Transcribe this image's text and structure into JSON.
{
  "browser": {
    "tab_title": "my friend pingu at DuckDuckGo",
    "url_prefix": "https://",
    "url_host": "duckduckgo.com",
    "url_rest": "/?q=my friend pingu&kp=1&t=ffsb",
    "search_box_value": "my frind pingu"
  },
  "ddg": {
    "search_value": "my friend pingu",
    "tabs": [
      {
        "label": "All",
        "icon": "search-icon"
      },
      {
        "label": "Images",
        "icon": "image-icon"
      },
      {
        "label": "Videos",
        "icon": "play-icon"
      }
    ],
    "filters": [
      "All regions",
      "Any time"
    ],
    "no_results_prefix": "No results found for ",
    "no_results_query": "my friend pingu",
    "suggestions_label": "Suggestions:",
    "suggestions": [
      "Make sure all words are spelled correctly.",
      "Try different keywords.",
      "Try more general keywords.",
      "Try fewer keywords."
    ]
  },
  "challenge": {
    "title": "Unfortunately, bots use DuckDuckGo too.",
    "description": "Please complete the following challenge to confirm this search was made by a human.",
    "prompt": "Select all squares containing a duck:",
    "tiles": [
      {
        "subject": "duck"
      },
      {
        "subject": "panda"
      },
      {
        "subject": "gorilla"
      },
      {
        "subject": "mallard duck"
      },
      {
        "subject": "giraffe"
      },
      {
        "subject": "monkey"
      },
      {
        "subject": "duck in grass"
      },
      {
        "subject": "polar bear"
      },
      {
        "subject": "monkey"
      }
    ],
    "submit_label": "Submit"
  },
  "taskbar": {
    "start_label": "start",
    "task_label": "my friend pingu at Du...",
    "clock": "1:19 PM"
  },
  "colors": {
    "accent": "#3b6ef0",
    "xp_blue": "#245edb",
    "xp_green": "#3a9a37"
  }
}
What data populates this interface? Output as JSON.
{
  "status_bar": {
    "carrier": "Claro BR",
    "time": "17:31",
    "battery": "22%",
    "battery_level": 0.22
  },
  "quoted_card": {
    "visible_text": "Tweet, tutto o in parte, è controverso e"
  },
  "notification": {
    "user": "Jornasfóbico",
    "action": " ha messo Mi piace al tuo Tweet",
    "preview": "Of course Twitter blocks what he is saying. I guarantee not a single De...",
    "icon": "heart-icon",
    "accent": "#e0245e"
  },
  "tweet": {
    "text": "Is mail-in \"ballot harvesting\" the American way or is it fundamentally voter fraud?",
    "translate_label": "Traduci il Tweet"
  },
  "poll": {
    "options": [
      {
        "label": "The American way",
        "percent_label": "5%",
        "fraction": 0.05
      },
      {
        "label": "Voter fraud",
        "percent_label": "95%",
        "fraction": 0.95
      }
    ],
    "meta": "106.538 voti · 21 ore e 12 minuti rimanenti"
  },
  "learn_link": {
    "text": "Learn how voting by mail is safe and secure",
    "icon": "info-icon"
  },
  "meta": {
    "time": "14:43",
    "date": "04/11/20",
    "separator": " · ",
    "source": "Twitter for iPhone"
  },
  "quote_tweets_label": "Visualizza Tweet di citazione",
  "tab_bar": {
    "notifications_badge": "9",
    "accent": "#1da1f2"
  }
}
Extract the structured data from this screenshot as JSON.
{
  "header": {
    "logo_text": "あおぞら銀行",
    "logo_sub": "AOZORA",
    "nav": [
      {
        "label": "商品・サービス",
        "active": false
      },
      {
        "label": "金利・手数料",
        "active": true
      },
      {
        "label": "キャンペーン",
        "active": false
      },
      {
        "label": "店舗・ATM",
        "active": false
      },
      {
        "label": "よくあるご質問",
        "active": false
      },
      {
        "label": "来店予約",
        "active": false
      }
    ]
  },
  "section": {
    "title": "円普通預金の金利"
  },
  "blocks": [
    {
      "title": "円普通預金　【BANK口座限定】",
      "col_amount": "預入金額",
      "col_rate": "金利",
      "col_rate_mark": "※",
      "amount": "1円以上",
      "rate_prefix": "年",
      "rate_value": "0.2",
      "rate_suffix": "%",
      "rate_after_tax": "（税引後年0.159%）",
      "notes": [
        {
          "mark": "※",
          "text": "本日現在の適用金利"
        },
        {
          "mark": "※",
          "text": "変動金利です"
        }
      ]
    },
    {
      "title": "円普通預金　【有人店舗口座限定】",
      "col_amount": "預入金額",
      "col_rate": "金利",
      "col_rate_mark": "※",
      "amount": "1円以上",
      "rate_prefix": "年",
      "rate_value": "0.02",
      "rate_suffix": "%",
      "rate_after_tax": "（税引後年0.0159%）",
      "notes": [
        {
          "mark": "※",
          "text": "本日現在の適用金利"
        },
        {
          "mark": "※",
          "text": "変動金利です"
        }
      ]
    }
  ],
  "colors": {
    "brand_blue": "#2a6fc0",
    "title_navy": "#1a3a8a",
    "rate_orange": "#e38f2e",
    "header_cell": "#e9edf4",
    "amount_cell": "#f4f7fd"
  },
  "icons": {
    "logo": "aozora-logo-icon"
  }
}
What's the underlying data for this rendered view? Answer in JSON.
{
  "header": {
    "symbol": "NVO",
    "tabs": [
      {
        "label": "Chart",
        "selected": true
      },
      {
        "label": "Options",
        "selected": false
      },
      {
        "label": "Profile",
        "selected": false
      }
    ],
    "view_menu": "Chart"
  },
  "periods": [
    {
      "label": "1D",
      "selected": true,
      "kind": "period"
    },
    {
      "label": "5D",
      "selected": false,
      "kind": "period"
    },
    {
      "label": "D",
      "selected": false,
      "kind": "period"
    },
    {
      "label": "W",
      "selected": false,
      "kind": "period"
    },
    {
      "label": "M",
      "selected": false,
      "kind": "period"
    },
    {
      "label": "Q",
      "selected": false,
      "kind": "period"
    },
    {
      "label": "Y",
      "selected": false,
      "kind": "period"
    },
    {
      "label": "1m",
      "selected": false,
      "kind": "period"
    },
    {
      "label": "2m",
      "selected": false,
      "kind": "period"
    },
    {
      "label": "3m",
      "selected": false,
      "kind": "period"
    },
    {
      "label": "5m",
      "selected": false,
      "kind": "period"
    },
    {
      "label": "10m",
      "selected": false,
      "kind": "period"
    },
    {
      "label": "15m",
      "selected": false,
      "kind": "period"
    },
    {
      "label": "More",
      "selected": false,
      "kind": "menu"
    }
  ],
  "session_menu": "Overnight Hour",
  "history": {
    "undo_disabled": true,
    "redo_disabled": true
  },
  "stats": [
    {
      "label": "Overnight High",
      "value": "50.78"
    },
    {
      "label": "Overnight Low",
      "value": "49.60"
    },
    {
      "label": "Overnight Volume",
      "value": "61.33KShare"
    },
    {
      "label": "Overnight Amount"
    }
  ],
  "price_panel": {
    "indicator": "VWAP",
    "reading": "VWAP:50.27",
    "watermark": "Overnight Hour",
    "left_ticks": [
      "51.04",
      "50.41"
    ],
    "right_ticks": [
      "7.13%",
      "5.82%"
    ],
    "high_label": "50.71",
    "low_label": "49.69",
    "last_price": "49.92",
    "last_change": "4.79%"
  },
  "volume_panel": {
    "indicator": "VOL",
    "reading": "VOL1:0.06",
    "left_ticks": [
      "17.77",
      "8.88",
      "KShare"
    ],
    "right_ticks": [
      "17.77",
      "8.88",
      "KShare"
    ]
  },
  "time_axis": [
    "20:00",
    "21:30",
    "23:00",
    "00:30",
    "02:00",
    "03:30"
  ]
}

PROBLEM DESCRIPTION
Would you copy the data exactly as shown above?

ANSWER SECTION
Transcribe this image's text and structure into JSON.
{
  "browser": {
    "tab_title": "my friend pingu at DuckDuckGo",
    "url_prefix": "https://",
    "url_host": "duckduckgo.com",
    "url_rest": "/?q=my friend pingu&kp=1&t=ffsb",
    "search_box_value": "my frind pingu"
  },
  "ddg": {
    "search_value": "my friend pingu",
    "tabs": [
      {
        "label": "All",
        "icon": "search-icon"
      },
      {
        "label": "Images",
        "icon": "image-icon"
      },
      {
        "label": "Videos",
        "icon": "play-icon"
      }
    ],
    "filters": [
      "All regions",
      "Any time"
    ],
    "no_results_prefix": "No results found for ",
    "no_results_query": "my friend pingu",
    "suggestions_label": "Suggestions:",
    "suggestions": [
      "Make sure all words are spelled correctly.",
      "Try different keywords.",
      "Try more general keywords.",
      "Try fewer keywords."
    ]
  },
  "challenge": {
    "title": "Unfortunately, bots use DuckDuckGo too.",
    "description": "Please complete the following challenge to confirm this search was made by a human.",
    "prompt": "Select all squares containing a duck:",
    "tiles": [
      {
        "subject": "duck"
      },
      {
        "subject": "panda"
      },
      {
        "subject": "gorilla"
      },
      {
        "subject": "mallard duck"
      },
      {
        "subject": "giraffe"
      },
      {
        "subject": "monkey"
      },
      {
        "subject": "duck in grass"
      },
      {
        "subject": "polar bear"
      },
      {
        "subject": "monkey"
      }
    ],
    "submit_label": "Submit"
  },
  "taskbar": {
    "start_label": "start",
    "task_label": "my friend pingu at Du...",
    "clock": "1:19 PM"
  },
  "colors": {
    "accent": "#3b6ef0",
    "xp_blue": "#245edb",
    "xp_green": "#3a9a37"
  }
}
What data populates this interface? Output as JSON.
{
  "status_bar": {
    "carrier": "Claro BR",
    "time": "17:31",
    "battery": "22%",
    "battery_level": 0.22
  },
  "quoted_card": {
    "visible_text": "Tweet, tutto o in parte, è controverso e"
  },
  "notification": {
    "user": "Jornasfóbico",
    "action": " ha messo Mi piace al tuo Tweet",
    "preview": "Of course Twitter blocks what he is saying. I guarantee not a single De...",
    "icon": "heart-icon",
    "accent": "#e0245e"
  },
  "tweet": {
    "text": "Is mail-in \"ballot harvesting\" the American way or is it fundamentally voter fraud?",
    "translate_label": "Traduci il Tweet"
  },
  "poll": {
    "options": [
      {
        "label": "The American way",
        "percent_label": "5%",
        "fraction": 0.05
      },
      {
        "label": "Voter fraud",
        "percent_label": "95%",
        "fraction": 0.95
      }
    ],
    "meta": "106.538 voti · 21 ore e 12 minuti rimanenti"
  },
  "learn_link": {
    "text": "Learn how voting by mail is safe and secure",
    "icon": "info-icon"
  },
  "meta": {
    "time": "14:43",
    "date": "04/11/20",
    "separator": " · ",
    "source": "Twitter for iPhone"
  },
  "quote_tweets_label": "Visualizza Tweet di citazione",
  "tab_bar": {
    "notifications_badge": "9",
    "accent": "#1da1f2"
  }
}
Extract the structured data from this screenshot as JSON.
{
  "header": {
    "logo_text": "あおぞら銀行",
    "logo_sub": "AOZORA",
    "nav": [
      {
        "label": "商品・サービス",
        "active": false
      },
      {
        "label": "金利・手数料",
        "active": true
      },
      {
        "label": "キャンペーン",
        "active": false
      },
      {
        "label": "店舗・ATM",
        "active": false
      },
      {
        "label": "よくあるご質問",
        "active": false
      },
      {
        "label": "来店予約",
        "active": false
      }
    ]
  },
  "section": {
    "title": "円普通預金の金利"
  },
  "blocks": [
    {
      "title": "円普通預金　【BANK口座限定】",
      "col_amount": "預入金額",
      "col_rate": "金利",
      "col_rate_mark": "※",
      "amount": "1円以上",
      "rate_prefix": "年",
      "rate_value": "0.2",
      "rate_suffix": "%",
      "rate_after_tax": "（税引後年0.159%）",
      "notes": [
        {
          "mark": "※",
          "text": "本日現在の適用金利"
        },
        {
          "mark": "※",
          "text": "変動金利です"
        }
      ]
    },
    {
      "title": "円普通預金　【有人店舗口座限定】",
      "col_amount": "預入金額",
      "col_rate": "金利",
      "col_rate_mark": "※",
      "amount": "1円以上",
      "rate_prefix": "年",
      "rate_value": "0.02",
      "rate_suffix": "%",
      "rate_after_tax": "（税引後年0.0159%）",
      "notes": [
        {
          "mark": "※",
          "text": "本日現在の適用金利"
        },
        {
          "mark": "※",
          "text": "変動金利です"
        }
      ]
    }
  ],
  "colors": {
    "brand_blue": "#2a6fc0",
    "title_navy": "#1a3a8a",
    "rate_orange": "#e38f2e",
    "header_cell": "#e9edf4",
    "amount_cell": "#f4f7fd"
  },
  "icons": {
    "logo": "aozora-logo-icon"
  }
}
What's the underlying data for this rendered view? Answer in JSON.
{
  "header": {
    "symbol": "NVO",
    "tabs": [
      {
        "label": "Chart",
        "selected": true
      },
      {
        "label": "Options",
        "selected": false
      },
      {
        "label": "Profile",
        "selected": false
      }
    ],
    "view_menu": "Chart"
  },
  "periods": [
    {
      "label": "1D",
      "selected": true,
      "kind": "period"
    },
    {
      "label": "5D",
      "selected": false,
      "kind": "period"
    },
    {
      "label": "D",
      "selected": false,
      "kind": "period"
    },
    {
      "label": "W",
      "selected": false,
      "kind": "period"
    },
    {
      "label": "M",
      "selected": false,
      "kind": "period"
    },
    {
      "label": "Q",
      "selected": false,
      "kind": "period"
    },
    {
      "label": "Y",
      "selected": false,
      "kind": "period"
    },
    {
      "label": "1m",
      "selected": false,
      "kind": "period"
    },
    {
      "label": "2m",
      "selected": false,
      "kind": "period"
    },
    {
      "label": "3m",
      "selected": false,
      "kind": "period"
    },
    {
      "label": "5m",
      "selected": false,
      "kind": "period"
    },
    {
      "label": "10m",
      "selected": false,
      "kind": "period"
    },
    {
      "label": "15m",
      "selected": false,
      "kind": "period"
    },
    {
      "label": "More",
      "selected": false,
      "kind": "menu"
    }
  ],
  "session_menu": "Overnight Hour",
  "history": {
    "undo_disabled": true,
    "redo_disabled": true
  },
  "stats": [
    {
      "label": "Overnight High",
      "value": "50.78"
    },
    {
      "label": "Overnight Low",
      "value": "49.60"
    },
    {
      "label": "Overnight Volume",
      "value": "61.33KShare"
    },
    {
      "label": "Overnight Amount"
    }
  ],
  "price_panel": {
    "indicator": "VWAP",
    "reading": "VWAP:50.27",
    "watermark": "Overnight Hour",
    "left_ticks": [
      "51.04",
      "50.41"
    ],
    "right_ticks": [
      "7.13%",
      "5.82%"
    ],
    "high_label": "50.71",
    "low_label": "49.69",
    "last_price": "49.92",
    "last_change": "4.79%"
  },
  "volume_panel": {
    "indicator": "VOL",
    "reading": "VOL1:0.06",
    "left_ticks": [
      "17.77",
      "8.88",
      "KShare"
    ],
    "right_ticks": [
      "17.77",
      "8.88",
      "KShare"
    ]
  },
  "time_axis": [
    "20:00",
    "21:30",
    "23:00",
    "00:30",
    "02:00",
    "03:30"
  ]
}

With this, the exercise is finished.